## WORK TO BE COMPLETED
Your answer should hold every line of the records below that contains the string "with".

## Source data
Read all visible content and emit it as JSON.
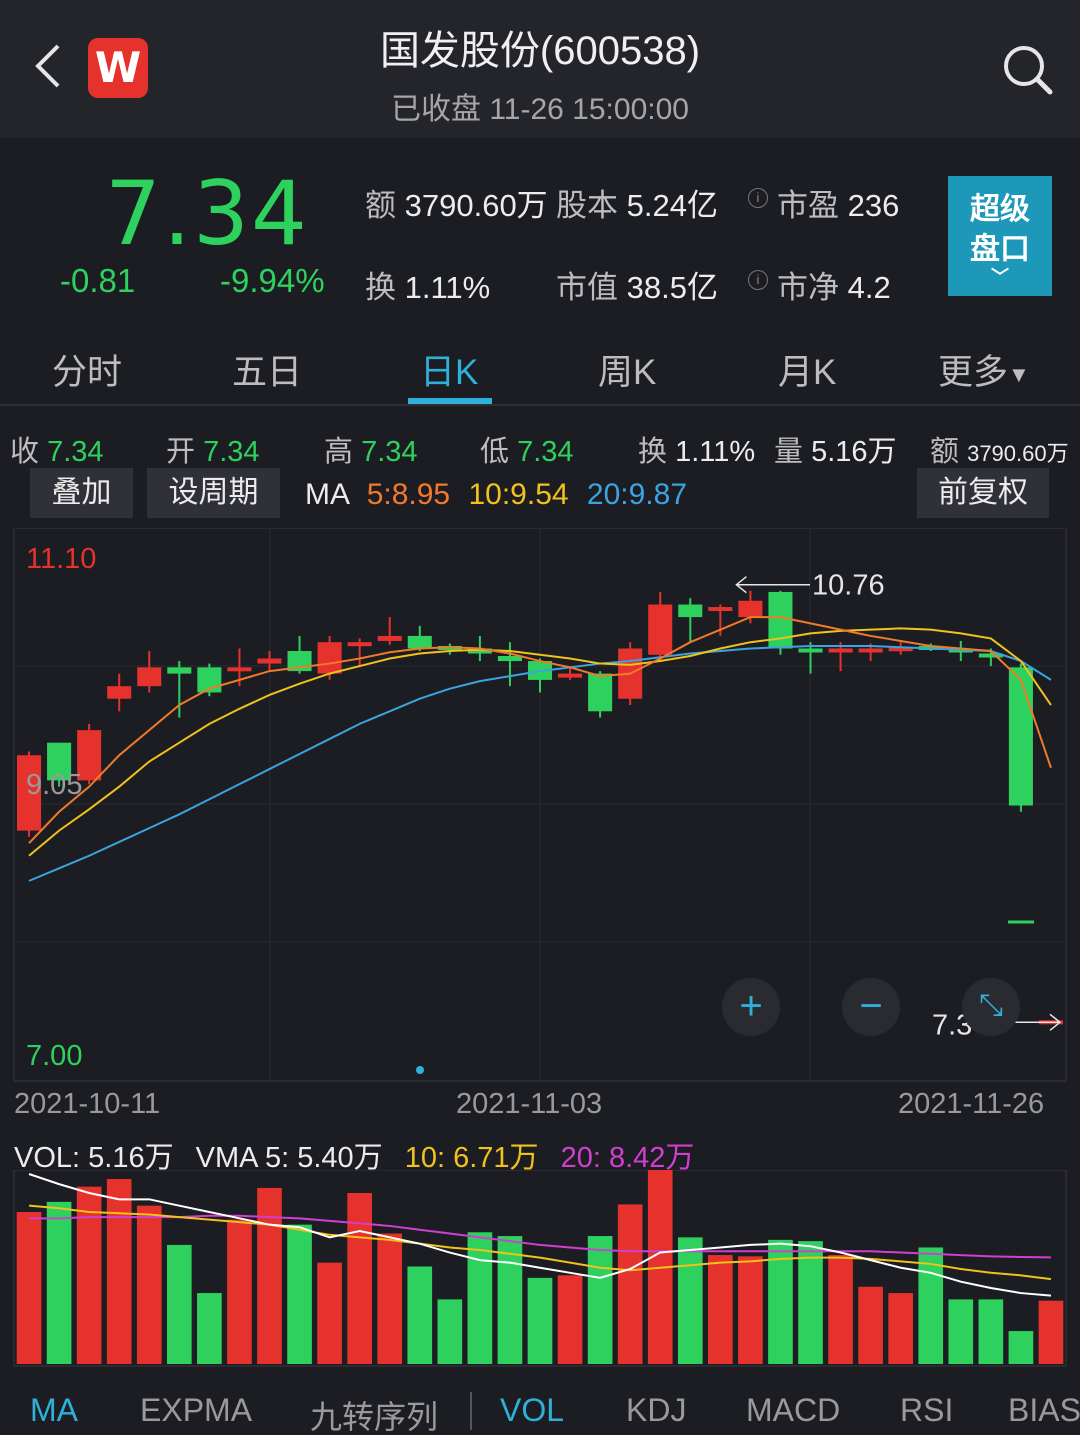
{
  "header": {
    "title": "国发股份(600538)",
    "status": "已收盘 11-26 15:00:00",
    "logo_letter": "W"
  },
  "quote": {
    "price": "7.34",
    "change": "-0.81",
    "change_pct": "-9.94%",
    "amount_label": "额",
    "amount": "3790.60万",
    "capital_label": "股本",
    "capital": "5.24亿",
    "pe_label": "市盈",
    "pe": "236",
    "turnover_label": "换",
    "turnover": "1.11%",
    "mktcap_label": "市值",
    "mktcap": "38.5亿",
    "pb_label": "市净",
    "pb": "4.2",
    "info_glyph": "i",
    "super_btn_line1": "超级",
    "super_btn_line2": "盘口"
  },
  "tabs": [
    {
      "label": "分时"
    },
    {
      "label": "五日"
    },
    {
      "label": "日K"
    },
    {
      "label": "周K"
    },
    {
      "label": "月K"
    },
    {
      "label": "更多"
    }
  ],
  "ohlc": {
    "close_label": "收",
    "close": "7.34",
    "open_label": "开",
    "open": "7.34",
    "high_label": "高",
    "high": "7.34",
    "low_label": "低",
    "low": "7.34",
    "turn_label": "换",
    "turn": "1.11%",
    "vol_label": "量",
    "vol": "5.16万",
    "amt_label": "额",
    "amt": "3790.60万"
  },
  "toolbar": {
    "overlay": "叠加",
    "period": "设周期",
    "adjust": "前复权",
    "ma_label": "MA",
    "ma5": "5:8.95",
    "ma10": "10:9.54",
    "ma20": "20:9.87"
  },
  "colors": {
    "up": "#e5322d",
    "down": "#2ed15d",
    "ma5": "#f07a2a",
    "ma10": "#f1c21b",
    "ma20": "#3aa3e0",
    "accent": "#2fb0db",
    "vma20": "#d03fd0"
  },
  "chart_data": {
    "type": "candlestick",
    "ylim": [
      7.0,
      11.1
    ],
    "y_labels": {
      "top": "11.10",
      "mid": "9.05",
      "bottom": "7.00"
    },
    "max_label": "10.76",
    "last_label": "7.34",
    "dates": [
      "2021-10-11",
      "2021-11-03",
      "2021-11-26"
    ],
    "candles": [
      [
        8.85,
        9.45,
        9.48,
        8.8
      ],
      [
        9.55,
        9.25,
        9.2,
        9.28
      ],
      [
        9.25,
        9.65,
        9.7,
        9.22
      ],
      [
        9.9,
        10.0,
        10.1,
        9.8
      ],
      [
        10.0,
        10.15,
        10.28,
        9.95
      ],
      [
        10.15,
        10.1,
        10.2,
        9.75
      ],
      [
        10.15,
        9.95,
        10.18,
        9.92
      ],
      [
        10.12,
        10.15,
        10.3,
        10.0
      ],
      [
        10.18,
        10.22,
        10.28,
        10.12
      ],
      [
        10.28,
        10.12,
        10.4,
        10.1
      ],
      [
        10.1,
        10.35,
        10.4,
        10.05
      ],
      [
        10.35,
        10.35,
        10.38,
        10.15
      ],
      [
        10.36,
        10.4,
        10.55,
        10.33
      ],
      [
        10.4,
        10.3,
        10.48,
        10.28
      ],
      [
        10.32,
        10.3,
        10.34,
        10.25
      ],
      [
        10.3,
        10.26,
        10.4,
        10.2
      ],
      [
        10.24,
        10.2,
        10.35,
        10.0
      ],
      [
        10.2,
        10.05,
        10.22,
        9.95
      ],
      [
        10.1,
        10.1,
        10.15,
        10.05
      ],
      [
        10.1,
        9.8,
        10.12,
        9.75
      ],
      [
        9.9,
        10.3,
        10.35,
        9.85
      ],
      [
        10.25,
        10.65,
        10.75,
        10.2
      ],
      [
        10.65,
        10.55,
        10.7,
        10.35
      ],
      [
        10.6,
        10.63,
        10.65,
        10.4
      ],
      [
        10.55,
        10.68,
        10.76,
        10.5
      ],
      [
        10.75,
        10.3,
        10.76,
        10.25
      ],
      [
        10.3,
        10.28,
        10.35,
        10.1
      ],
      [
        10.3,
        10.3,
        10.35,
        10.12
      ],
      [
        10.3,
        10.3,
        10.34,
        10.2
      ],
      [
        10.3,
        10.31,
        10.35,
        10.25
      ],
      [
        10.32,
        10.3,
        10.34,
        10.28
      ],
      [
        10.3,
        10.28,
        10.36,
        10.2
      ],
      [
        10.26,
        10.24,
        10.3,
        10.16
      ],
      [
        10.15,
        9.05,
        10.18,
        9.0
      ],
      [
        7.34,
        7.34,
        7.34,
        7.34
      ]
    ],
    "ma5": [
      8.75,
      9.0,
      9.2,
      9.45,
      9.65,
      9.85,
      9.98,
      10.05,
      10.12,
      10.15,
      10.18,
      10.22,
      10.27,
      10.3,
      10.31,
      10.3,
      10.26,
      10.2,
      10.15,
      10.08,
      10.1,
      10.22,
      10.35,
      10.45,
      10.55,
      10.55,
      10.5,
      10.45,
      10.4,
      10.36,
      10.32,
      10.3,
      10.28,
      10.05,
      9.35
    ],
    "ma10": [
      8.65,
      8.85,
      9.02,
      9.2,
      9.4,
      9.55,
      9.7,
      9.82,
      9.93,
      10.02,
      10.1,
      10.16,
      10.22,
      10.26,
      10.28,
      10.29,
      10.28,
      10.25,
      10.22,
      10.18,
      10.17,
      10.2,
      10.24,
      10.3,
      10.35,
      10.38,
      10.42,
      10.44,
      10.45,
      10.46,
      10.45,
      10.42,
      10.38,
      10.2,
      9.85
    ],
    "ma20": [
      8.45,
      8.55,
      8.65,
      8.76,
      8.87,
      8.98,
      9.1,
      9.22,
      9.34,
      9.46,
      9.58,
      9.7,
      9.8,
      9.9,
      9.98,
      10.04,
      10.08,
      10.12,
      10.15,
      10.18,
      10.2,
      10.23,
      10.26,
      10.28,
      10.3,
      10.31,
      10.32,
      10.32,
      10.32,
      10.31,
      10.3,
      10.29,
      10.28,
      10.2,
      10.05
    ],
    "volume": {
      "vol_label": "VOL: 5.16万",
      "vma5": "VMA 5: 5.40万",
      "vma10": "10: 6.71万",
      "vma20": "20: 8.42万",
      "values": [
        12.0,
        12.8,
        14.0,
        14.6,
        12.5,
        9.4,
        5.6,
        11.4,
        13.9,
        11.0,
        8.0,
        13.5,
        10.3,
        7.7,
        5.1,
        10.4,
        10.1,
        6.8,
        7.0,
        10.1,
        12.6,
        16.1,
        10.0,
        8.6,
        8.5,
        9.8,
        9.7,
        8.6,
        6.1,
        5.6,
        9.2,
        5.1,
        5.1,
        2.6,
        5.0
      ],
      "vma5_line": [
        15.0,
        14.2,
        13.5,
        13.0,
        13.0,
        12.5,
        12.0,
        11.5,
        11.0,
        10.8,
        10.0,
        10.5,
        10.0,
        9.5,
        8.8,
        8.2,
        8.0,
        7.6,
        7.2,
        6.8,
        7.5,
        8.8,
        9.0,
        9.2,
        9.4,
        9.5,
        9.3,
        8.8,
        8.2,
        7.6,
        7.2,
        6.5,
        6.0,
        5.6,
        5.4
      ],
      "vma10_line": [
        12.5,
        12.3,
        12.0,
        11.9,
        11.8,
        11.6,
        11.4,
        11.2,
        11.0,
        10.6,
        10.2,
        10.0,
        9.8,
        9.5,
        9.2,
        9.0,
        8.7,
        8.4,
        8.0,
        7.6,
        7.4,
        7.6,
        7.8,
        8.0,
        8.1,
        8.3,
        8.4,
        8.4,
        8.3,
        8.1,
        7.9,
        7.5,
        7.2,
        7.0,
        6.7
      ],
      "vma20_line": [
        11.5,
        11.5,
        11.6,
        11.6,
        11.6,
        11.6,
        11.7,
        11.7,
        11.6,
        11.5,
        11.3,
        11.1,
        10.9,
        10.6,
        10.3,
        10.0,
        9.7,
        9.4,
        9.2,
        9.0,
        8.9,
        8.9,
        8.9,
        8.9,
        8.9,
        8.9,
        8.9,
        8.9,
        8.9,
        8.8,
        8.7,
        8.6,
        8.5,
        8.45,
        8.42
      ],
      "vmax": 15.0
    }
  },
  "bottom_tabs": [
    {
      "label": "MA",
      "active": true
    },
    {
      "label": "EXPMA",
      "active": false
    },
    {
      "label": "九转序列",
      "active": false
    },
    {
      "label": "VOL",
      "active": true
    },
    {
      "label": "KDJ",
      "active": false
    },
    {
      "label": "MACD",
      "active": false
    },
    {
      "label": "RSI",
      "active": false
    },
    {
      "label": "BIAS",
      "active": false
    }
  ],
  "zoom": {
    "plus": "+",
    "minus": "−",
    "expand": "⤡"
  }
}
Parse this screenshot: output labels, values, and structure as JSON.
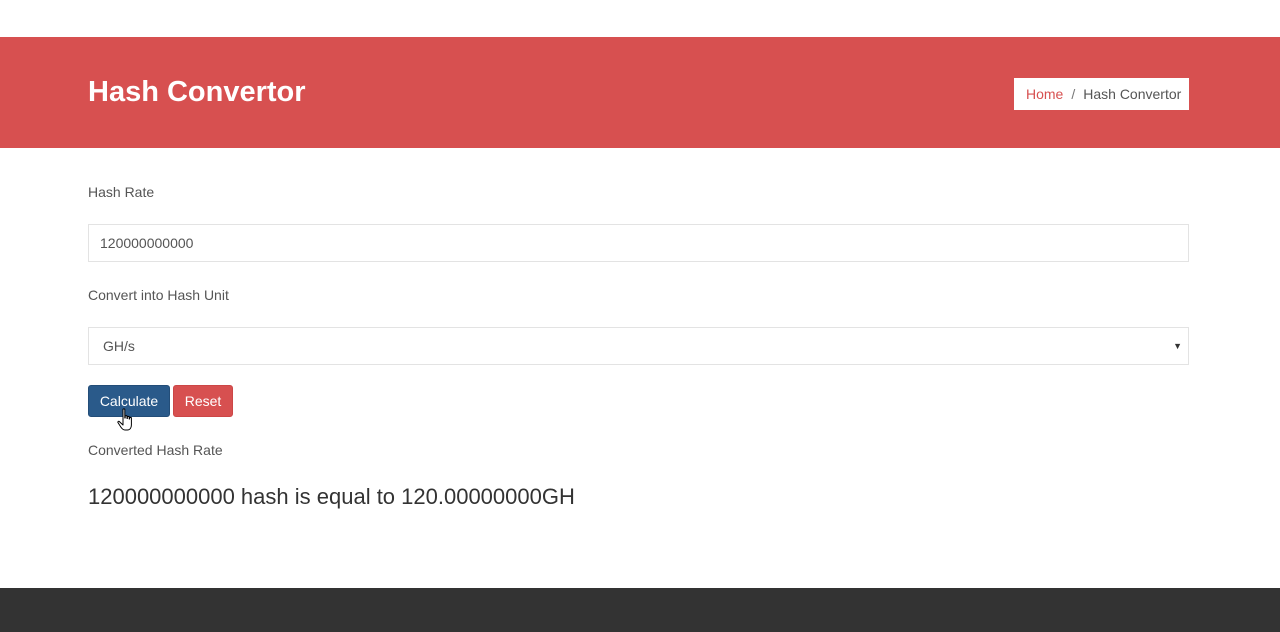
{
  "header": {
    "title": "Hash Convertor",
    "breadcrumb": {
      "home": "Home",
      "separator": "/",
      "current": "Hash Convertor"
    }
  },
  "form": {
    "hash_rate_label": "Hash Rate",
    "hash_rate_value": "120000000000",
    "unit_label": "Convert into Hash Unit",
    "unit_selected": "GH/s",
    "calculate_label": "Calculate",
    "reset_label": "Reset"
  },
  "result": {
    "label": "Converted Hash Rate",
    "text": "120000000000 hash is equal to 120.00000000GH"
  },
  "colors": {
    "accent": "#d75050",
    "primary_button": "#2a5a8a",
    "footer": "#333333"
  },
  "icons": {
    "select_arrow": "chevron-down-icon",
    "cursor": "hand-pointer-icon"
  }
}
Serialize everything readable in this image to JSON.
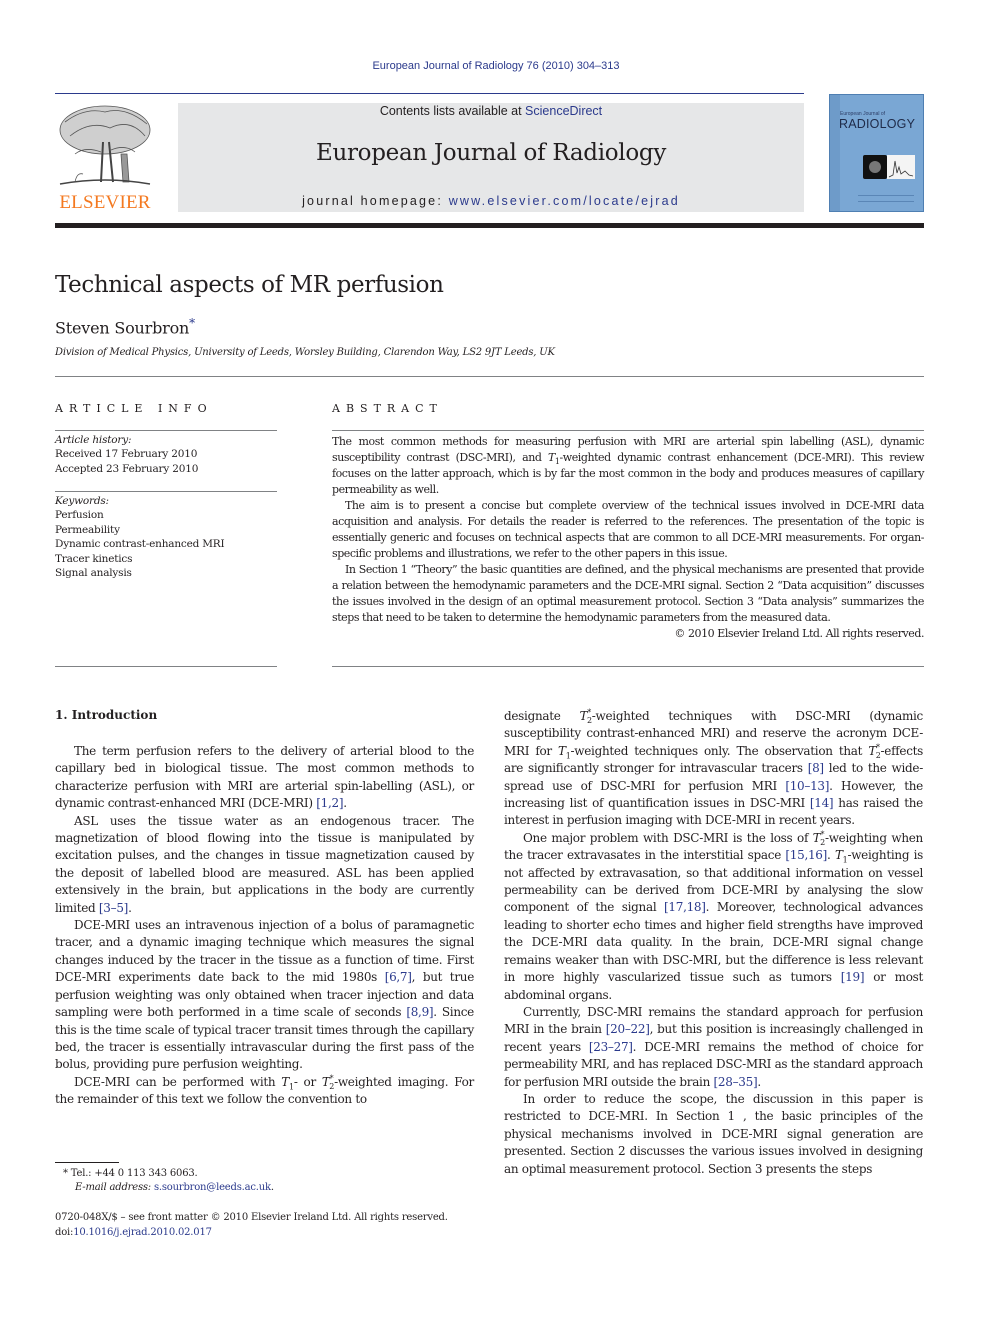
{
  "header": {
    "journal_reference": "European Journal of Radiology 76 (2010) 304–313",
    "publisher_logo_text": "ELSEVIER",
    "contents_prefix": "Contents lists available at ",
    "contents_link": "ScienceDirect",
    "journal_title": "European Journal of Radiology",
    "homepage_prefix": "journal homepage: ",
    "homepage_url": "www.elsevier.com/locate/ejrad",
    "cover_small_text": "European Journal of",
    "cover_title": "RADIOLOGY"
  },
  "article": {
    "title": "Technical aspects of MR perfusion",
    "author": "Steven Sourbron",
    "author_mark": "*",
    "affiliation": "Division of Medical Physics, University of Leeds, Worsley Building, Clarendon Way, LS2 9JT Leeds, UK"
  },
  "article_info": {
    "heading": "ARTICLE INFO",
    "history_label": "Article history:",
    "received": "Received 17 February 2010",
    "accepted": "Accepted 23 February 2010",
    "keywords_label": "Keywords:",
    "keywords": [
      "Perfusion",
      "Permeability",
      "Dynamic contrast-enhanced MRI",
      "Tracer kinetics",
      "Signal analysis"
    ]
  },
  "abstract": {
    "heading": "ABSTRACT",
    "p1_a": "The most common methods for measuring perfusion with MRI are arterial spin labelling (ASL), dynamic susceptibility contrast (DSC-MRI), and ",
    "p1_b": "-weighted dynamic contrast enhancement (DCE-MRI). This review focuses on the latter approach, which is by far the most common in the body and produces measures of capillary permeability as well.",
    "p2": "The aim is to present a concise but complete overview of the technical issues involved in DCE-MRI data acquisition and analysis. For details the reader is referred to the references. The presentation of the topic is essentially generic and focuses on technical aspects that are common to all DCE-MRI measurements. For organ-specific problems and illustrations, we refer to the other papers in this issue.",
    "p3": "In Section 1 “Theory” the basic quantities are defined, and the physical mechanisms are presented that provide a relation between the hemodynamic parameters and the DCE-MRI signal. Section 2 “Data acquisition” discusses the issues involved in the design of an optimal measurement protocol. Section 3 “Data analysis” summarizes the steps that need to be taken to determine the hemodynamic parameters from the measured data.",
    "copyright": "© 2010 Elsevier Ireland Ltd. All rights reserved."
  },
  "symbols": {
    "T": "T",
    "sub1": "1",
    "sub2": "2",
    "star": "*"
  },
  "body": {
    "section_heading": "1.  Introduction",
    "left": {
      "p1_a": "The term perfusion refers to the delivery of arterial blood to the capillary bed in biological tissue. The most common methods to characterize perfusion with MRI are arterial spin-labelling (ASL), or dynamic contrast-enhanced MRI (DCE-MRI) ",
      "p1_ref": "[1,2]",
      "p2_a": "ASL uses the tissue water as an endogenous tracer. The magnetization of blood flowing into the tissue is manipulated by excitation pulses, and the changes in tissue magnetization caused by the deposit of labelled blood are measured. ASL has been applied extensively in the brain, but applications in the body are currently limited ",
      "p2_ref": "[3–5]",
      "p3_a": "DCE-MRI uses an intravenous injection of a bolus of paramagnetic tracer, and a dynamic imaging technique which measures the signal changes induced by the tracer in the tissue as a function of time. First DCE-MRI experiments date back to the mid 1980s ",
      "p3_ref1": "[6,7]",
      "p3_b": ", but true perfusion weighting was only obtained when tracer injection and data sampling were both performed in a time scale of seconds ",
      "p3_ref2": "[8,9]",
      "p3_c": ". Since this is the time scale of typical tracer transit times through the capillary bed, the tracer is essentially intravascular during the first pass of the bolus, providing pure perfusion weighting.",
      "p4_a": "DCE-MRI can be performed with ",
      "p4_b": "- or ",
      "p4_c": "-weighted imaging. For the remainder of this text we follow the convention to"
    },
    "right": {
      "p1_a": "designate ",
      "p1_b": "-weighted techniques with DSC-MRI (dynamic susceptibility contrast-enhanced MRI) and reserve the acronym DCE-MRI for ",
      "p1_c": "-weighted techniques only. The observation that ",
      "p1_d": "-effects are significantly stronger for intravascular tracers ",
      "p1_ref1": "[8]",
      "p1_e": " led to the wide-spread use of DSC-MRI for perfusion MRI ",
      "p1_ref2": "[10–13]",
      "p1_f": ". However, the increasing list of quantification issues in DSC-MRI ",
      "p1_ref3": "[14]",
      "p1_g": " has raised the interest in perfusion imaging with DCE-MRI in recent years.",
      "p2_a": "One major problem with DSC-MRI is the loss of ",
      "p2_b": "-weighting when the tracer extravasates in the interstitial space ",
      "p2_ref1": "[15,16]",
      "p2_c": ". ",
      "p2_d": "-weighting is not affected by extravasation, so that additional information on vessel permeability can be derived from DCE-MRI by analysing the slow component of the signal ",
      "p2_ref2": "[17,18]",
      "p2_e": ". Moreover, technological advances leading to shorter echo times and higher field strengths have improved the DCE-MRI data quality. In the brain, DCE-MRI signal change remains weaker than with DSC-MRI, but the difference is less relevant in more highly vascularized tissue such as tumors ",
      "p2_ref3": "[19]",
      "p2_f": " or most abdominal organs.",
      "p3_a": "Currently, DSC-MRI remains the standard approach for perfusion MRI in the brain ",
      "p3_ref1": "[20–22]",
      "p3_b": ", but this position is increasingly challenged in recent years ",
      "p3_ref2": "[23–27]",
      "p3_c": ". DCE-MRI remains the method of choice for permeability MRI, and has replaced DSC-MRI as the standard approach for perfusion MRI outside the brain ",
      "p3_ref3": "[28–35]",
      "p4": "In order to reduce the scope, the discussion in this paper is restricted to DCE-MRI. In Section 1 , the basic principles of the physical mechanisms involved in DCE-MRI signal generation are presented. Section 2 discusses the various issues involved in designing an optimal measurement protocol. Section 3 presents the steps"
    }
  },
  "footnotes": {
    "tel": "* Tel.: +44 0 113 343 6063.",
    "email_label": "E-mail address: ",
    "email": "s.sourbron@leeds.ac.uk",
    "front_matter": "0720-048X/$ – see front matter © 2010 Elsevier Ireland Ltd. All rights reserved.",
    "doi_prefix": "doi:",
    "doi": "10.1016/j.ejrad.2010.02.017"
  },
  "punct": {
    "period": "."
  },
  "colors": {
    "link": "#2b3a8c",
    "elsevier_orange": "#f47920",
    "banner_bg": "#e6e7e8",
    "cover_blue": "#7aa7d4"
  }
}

## ANSWER SECTION
    "p1_a": "The most common methods for measuring perfusion with MRI are arterial spin labelling (ASL), dynamic susceptibility contrast (DSC-MRI), and ",
      "p1_a": "The term perfusion refers to the delivery of arterial blood to the capillary bed in biological tissue. The most common methods to characterize perfusion with MRI are arterial spin-labelling (ASL), or dynamic contrast-enhanced MRI (DCE-MRI) ",
      "p4_a": "DCE-MRI can be performed with ",
      "p1_b": "-weighted techniques with DSC-MRI (dynamic susceptibility contrast-enhanced MRI) and reserve the acronym DCE-MRI for ",
      "p1_g": " has raised the interest in perfusion imaging with DCE-MRI in recent years.",
      "p2_a": "One major problem with DSC-MRI is the loss of ",
      "p2_e": ". Moreover, technological advances leading to shorter echo times and higher field strengths have improved the DCE-MRI data quality. In the brain, DCE-MRI signal change remains weaker than with DSC-MRI, but the difference is less relevant in more highly vascularized tissue such as tumors ",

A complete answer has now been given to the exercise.